Look through the lines below; wherever the word "debian" appears, copy that line.

Input material:

++++++++

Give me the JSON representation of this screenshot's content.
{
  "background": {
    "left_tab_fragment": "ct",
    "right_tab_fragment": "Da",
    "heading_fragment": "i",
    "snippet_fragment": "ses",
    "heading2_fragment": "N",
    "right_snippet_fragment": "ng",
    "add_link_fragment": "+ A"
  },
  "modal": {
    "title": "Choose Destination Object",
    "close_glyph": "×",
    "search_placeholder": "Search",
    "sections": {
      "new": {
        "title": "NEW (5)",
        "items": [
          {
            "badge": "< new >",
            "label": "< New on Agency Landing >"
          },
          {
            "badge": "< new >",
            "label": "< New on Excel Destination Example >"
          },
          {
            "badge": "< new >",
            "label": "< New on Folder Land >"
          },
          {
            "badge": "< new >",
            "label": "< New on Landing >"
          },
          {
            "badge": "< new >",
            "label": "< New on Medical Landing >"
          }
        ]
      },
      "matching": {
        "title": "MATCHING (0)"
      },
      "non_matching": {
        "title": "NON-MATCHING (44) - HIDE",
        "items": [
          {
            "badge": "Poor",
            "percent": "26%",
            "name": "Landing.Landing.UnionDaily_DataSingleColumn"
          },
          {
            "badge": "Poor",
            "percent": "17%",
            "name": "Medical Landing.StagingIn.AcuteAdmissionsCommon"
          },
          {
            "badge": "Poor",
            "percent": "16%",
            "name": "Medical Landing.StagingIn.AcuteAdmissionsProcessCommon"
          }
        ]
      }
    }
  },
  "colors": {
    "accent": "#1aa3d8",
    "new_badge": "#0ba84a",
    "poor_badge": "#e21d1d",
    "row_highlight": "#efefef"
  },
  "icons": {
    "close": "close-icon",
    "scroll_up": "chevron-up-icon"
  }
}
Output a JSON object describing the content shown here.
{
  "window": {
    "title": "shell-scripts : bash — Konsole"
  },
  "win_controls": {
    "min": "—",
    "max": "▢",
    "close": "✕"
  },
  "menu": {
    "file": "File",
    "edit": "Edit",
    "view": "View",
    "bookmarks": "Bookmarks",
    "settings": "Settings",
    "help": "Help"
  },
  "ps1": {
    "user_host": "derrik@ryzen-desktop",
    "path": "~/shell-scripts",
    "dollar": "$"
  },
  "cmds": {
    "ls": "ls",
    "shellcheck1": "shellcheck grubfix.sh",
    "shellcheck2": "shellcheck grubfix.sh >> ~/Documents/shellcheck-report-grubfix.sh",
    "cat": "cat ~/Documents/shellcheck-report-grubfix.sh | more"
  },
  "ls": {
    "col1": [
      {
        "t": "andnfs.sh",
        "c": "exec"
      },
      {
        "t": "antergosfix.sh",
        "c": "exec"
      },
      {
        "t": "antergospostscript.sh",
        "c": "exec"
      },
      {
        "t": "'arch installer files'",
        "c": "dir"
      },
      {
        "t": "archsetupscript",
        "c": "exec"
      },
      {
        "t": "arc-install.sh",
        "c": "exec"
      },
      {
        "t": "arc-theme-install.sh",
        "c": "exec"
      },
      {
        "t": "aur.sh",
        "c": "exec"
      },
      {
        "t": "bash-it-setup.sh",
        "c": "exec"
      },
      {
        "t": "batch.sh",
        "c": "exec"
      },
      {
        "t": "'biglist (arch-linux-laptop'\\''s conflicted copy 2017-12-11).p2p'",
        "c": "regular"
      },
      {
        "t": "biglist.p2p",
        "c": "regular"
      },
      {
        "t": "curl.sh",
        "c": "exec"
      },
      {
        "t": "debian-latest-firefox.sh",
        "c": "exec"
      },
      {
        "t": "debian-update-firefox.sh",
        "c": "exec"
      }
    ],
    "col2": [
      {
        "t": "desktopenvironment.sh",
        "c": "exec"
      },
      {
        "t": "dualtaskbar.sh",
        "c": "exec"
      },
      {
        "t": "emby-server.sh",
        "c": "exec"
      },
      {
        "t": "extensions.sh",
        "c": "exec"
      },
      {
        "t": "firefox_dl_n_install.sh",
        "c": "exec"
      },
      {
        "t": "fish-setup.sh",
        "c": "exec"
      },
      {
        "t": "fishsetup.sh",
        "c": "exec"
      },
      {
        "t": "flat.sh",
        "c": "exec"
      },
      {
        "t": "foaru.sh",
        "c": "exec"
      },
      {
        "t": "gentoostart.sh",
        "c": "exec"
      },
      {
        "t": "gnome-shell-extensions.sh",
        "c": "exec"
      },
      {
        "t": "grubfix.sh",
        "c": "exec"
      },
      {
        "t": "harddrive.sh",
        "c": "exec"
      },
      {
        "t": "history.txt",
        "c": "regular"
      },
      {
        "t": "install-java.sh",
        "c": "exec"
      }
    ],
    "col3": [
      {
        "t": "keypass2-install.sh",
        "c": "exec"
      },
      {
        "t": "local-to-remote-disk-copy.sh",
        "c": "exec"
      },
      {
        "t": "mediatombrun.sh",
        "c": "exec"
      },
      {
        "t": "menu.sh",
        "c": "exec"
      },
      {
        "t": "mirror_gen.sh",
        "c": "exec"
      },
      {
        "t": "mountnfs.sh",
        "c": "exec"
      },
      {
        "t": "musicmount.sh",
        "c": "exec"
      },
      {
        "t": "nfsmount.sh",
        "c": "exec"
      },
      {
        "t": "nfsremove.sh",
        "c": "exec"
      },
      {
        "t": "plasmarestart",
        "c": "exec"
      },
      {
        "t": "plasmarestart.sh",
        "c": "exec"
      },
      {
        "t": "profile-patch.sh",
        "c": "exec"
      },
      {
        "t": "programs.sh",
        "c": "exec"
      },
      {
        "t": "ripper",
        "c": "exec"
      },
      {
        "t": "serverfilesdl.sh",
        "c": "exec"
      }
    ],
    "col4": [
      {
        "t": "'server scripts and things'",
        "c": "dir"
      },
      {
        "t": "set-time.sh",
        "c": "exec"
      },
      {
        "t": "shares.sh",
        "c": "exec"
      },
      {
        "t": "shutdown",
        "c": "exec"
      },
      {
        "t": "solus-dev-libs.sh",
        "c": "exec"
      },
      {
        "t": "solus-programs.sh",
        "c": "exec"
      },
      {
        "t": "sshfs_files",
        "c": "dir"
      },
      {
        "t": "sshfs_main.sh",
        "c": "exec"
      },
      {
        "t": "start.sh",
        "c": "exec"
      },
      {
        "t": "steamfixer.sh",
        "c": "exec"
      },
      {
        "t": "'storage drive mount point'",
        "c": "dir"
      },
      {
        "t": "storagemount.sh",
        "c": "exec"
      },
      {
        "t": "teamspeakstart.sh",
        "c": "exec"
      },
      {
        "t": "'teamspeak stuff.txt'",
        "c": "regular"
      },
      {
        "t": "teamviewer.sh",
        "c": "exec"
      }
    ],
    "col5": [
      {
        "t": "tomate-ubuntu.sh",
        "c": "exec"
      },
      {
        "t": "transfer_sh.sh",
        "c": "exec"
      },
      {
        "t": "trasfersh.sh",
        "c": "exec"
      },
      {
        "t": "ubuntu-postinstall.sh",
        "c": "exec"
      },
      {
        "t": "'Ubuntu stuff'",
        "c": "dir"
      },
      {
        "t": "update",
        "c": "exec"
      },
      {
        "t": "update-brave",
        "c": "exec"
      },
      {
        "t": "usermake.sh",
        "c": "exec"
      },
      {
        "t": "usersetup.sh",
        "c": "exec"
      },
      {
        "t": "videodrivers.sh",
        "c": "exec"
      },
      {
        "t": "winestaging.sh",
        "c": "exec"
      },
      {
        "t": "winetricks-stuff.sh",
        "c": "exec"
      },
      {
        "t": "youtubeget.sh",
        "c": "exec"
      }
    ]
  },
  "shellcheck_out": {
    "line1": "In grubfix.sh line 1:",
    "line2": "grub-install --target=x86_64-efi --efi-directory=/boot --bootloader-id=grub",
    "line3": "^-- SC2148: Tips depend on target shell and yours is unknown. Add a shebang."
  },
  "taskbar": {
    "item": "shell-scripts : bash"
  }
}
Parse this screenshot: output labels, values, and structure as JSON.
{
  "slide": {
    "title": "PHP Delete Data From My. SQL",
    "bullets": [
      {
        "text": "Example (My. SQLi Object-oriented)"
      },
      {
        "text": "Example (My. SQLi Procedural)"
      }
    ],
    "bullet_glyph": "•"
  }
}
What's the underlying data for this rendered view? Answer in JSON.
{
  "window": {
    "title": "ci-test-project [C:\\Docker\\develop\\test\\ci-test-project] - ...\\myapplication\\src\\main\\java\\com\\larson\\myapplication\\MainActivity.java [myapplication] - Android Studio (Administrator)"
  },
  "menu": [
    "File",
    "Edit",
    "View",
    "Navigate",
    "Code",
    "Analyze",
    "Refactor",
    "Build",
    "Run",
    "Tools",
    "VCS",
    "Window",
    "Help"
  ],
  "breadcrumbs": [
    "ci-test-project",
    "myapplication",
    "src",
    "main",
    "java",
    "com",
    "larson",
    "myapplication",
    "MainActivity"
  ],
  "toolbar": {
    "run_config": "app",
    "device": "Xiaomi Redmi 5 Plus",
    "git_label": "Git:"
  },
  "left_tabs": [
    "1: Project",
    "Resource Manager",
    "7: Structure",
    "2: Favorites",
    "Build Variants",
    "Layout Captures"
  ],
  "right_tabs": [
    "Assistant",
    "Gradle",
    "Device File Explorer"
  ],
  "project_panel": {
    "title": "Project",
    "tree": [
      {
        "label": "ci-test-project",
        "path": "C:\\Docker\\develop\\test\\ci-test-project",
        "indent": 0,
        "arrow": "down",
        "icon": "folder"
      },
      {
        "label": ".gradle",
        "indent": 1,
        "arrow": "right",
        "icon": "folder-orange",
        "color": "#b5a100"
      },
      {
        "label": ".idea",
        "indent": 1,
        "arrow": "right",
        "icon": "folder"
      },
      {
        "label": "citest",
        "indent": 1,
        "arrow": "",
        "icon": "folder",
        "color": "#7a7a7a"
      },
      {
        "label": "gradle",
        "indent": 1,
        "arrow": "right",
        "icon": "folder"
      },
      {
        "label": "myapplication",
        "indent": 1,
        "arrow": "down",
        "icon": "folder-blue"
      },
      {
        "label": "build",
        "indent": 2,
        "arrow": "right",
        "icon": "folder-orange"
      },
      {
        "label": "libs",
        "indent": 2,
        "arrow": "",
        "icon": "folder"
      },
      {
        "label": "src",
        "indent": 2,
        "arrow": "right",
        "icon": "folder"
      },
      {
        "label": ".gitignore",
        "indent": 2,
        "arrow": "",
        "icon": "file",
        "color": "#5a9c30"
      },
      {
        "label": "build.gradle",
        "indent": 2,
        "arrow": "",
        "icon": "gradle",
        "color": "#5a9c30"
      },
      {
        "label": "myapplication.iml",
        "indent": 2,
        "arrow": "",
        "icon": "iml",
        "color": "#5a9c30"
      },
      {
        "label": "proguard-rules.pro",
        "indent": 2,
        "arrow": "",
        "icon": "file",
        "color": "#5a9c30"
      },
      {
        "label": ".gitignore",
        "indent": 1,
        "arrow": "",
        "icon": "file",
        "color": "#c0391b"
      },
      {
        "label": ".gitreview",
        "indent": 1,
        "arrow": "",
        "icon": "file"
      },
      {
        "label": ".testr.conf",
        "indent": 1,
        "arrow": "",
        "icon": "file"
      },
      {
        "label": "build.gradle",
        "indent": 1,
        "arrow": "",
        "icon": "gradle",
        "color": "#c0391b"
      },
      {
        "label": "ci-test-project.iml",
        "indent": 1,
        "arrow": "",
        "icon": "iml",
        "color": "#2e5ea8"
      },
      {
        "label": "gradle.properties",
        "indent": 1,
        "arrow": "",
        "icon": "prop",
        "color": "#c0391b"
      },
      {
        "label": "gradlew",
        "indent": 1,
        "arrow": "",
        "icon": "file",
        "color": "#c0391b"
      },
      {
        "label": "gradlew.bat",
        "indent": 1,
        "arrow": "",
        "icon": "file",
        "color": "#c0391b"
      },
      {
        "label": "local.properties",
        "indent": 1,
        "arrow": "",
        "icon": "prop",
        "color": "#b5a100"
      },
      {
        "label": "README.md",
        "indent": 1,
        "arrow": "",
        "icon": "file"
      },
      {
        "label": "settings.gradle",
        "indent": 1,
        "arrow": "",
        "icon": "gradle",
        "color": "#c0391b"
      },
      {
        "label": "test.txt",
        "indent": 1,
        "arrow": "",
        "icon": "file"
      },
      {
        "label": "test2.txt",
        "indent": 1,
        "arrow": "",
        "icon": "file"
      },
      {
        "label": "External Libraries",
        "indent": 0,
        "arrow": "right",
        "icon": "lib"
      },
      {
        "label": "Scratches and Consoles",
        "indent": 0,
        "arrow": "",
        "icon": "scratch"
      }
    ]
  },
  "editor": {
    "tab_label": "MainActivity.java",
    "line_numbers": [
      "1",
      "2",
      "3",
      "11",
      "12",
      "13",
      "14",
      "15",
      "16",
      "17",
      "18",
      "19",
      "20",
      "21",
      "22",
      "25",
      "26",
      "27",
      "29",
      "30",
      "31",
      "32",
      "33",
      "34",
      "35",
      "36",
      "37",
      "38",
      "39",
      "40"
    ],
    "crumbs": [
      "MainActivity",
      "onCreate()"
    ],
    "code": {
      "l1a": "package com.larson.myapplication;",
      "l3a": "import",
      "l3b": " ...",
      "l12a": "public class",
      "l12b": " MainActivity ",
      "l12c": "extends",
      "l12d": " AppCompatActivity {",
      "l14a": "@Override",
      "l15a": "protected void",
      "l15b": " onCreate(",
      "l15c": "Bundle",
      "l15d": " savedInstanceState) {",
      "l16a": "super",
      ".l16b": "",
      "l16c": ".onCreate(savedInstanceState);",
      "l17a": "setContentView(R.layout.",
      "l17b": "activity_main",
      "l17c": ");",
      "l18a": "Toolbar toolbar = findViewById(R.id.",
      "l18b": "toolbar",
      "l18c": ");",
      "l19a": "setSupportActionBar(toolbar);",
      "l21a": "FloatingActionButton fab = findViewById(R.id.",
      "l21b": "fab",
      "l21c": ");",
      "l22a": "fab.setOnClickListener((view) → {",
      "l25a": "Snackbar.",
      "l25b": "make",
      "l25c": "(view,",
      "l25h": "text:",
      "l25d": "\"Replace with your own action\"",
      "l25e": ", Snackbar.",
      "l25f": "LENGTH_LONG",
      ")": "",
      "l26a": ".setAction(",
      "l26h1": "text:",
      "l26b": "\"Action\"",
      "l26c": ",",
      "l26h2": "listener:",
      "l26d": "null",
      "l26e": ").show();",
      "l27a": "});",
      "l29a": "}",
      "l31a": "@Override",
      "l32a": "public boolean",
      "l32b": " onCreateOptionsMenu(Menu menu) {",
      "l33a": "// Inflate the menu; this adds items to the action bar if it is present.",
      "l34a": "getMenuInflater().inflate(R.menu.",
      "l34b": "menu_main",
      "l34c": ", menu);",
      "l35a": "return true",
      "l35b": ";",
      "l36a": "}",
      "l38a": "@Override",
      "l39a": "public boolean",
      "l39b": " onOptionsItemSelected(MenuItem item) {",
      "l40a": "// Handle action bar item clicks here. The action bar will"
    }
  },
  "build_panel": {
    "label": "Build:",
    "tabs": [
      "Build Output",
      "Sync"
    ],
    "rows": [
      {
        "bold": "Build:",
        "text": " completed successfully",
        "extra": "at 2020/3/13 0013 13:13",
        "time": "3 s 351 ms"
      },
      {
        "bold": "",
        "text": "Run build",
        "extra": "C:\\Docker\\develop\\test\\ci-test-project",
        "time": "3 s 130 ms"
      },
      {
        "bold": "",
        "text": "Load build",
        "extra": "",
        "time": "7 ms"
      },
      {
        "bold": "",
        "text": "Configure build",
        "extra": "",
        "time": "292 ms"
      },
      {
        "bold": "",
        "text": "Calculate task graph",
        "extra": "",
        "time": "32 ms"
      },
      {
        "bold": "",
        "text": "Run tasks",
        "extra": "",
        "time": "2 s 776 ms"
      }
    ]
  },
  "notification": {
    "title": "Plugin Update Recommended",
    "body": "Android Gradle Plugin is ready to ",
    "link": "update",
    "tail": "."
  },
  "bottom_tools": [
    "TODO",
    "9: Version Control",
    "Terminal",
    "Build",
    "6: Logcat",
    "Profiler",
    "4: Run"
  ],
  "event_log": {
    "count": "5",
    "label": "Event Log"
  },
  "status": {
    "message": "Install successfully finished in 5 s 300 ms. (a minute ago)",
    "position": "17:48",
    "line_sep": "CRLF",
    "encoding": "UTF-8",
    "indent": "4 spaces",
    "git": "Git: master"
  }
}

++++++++

Result for this task:
        "t": "debian-latest-firefox.sh",
        "t": "debian-update-firefox.sh",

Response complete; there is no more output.